Dataset items:
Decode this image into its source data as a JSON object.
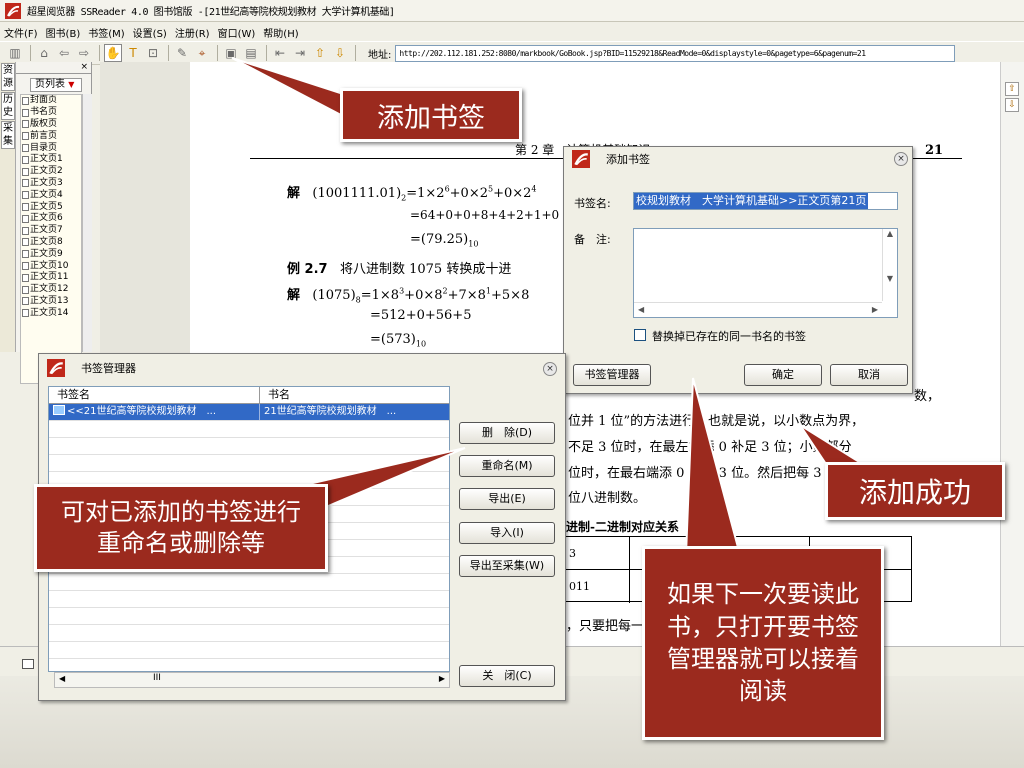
{
  "window": {
    "title": "超星阅览器 SSReader 4.0 图书馆版 -[21世纪高等院校规划教材  大学计算机基础]"
  },
  "menu": [
    "文件(F)",
    "图书(B)",
    "书签(M)",
    "设置(S)",
    "注册(R)",
    "窗口(W)",
    "帮助(H)"
  ],
  "toolbar": {
    "addr_label": "地址:",
    "addr_value": "http://202.112.181.252:8080/markbook/GoBook.jsp?BID=11529218&ReadMode=0&displaystyle=0&pagetype=6&pagenum=21"
  },
  "left_tabs": [
    "资",
    "源",
    "历",
    "史",
    "采",
    "集"
  ],
  "panel": {
    "tab": "页列表",
    "close": "×",
    "pages": [
      "封面页",
      "书名页",
      "版权页",
      "前言页",
      "目录页",
      "正文页1",
      "正文页2",
      "正文页3",
      "正文页4",
      "正文页5",
      "正文页6",
      "正文页7",
      "正文页8",
      "正文页9",
      "正文页10",
      "正文页11",
      "正文页12",
      "正文页13",
      "正文页14"
    ]
  },
  "book": {
    "header": "第 2 章　计算机基础知识",
    "page_num": "21",
    "l1a": "解",
    "l1b": "(1001111.01)",
    "l1c": "2",
    "l1d": "=1×2",
    "l1e": "6",
    "l1f": "+0×2",
    "l1g": "5",
    "l1h": "+0×2",
    "l1i": "4",
    "l2": "=64+0+0+8+4+2+1+0",
    "l3a": "=(79.25)",
    "l3b": "10",
    "l4a": "例 2.7",
    "l4b": "将八进制数 1075 转换成十进",
    "l5a": "解",
    "l5b": "(1075)",
    "l5c": "8",
    "l5d": "=1×8",
    "l5e": "3",
    "l5f": "+0×8",
    "l5g": "2",
    "l5h": "+7×8",
    "l5i": "1",
    "l5j": "+5×8",
    "l6": "=512+0+56+5",
    "l7a": "=(573)",
    "l7b": "10",
    "r1": "数，",
    "r2": "位并 1 位”的方法进行。也就是说，以小数点为界，",
    "r3": "不足 3 位时，在最左端添 0 补足 3 位；小数部分",
    "r4": "位时，在最右端添 0 补足 3 位。然后把每 3 位二",
    "r5": "位八进制数。",
    "r6": "进制-二进制对应关系",
    "t1": "3",
    "t2": "011",
    "r7": "，只要把每一位八进制数展开"
  },
  "add_dialog": {
    "title": "添加书签",
    "name_label": "书签名:",
    "name_value": "校规划教材　大学计算机基础>>正文页第21页",
    "note_label": "备　注:",
    "checkbox_label": "替换掉已存在的同一书名的书签",
    "manager_btn": "书签管理器",
    "ok_btn": "确定",
    "cancel_btn": "取消",
    "close": "×"
  },
  "manager": {
    "title": "书签管理器",
    "col1": "书签名",
    "col2": "书名",
    "row_name": "<<21世纪高等院校规划教材　...",
    "row_book": "21世纪高等院校规划教材　...",
    "delete_btn": "删　除(D)",
    "rename_btn": "重命名(M)",
    "export_btn": "导出(E)",
    "import_btn": "导入(I)",
    "export_collect_btn": "导出至采集(W)",
    "close_btn": "关　闭(C)",
    "close": "×",
    "hscroll_thumb": "III"
  },
  "callouts": {
    "add_bookmark": "添加书签",
    "added": "添加成功",
    "rename": "可对已添加的书签进行重命名或删除等",
    "next_time": "如果下一次要读此书，只打开要书签管理器就可以接着阅读"
  },
  "colors": {
    "callout": "#9b2a1e",
    "selection": "#3169c6"
  }
}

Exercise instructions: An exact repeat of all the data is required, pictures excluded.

Output for this exercise:
Decode this image into its source data as a JSON object.
{
  "window": {
    "title": "超星阅览器 SSReader 4.0 图书馆版 -[21世纪高等院校规划教材  大学计算机基础]"
  },
  "menu": [
    "文件(F)",
    "图书(B)",
    "书签(M)",
    "设置(S)",
    "注册(R)",
    "窗口(W)",
    "帮助(H)"
  ],
  "toolbar": {
    "addr_label": "地址:",
    "addr_value": "http://202.112.181.252:8080/markbook/GoBook.jsp?BID=11529218&ReadMode=0&displaystyle=0&pagetype=6&pagenum=21"
  },
  "left_tabs": [
    "资",
    "源",
    "历",
    "史",
    "采",
    "集"
  ],
  "panel": {
    "tab": "页列表",
    "close": "×",
    "pages": [
      "封面页",
      "书名页",
      "版权页",
      "前言页",
      "目录页",
      "正文页1",
      "正文页2",
      "正文页3",
      "正文页4",
      "正文页5",
      "正文页6",
      "正文页7",
      "正文页8",
      "正文页9",
      "正文页10",
      "正文页11",
      "正文页12",
      "正文页13",
      "正文页14"
    ]
  },
  "book": {
    "header": "第 2 章　计算机基础知识",
    "page_num": "21",
    "l1a": "解",
    "l1b": "(1001111.01)",
    "l1c": "2",
    "l1d": "=1×2",
    "l1e": "6",
    "l1f": "+0×2",
    "l1g": "5",
    "l1h": "+0×2",
    "l1i": "4",
    "l2": "=64+0+0+8+4+2+1+0",
    "l3a": "=(79.25)",
    "l3b": "10",
    "l4a": "例 2.7",
    "l4b": "将八进制数 1075 转换成十进",
    "l5a": "解",
    "l5b": "(1075)",
    "l5c": "8",
    "l5d": "=1×8",
    "l5e": "3",
    "l5f": "+0×8",
    "l5g": "2",
    "l5h": "+7×8",
    "l5i": "1",
    "l5j": "+5×8",
    "l6": "=512+0+56+5",
    "l7a": "=(573)",
    "l7b": "10",
    "r1": "数，",
    "r2": "位并 1 位”的方法进行。也就是说，以小数点为界，",
    "r3": "不足 3 位时，在最左端添 0 补足 3 位；小数部分",
    "r4": "位时，在最右端添 0 补足 3 位。然后把每 3 位二",
    "r5": "位八进制数。",
    "r6": "进制-二进制对应关系",
    "t1": "3",
    "t2": "011",
    "r7": "，只要把每一位八进制数展开"
  },
  "add_dialog": {
    "title": "添加书签",
    "name_label": "书签名:",
    "name_value": "校规划教材　大学计算机基础>>正文页第21页",
    "note_label": "备　注:",
    "checkbox_label": "替换掉已存在的同一书名的书签",
    "manager_btn": "书签管理器",
    "ok_btn": "确定",
    "cancel_btn": "取消",
    "close": "×"
  },
  "manager": {
    "title": "书签管理器",
    "col1": "书签名",
    "col2": "书名",
    "row_name": "<<21世纪高等院校规划教材　...",
    "row_book": "21世纪高等院校规划教材　...",
    "delete_btn": "删　除(D)",
    "rename_btn": "重命名(M)",
    "export_btn": "导出(E)",
    "import_btn": "导入(I)",
    "export_collect_btn": "导出至采集(W)",
    "close_btn": "关　闭(C)",
    "close": "×",
    "hscroll_thumb": "III"
  },
  "callouts": {
    "add_bookmark": "添加书签",
    "added": "添加成功",
    "rename": "可对已添加的书签进行重命名或删除等",
    "next_time": "如果下一次要读此书，只打开要书签管理器就可以接着阅读"
  },
  "colors": {
    "callout": "#9b2a1e",
    "selection": "#3169c6"
  }
}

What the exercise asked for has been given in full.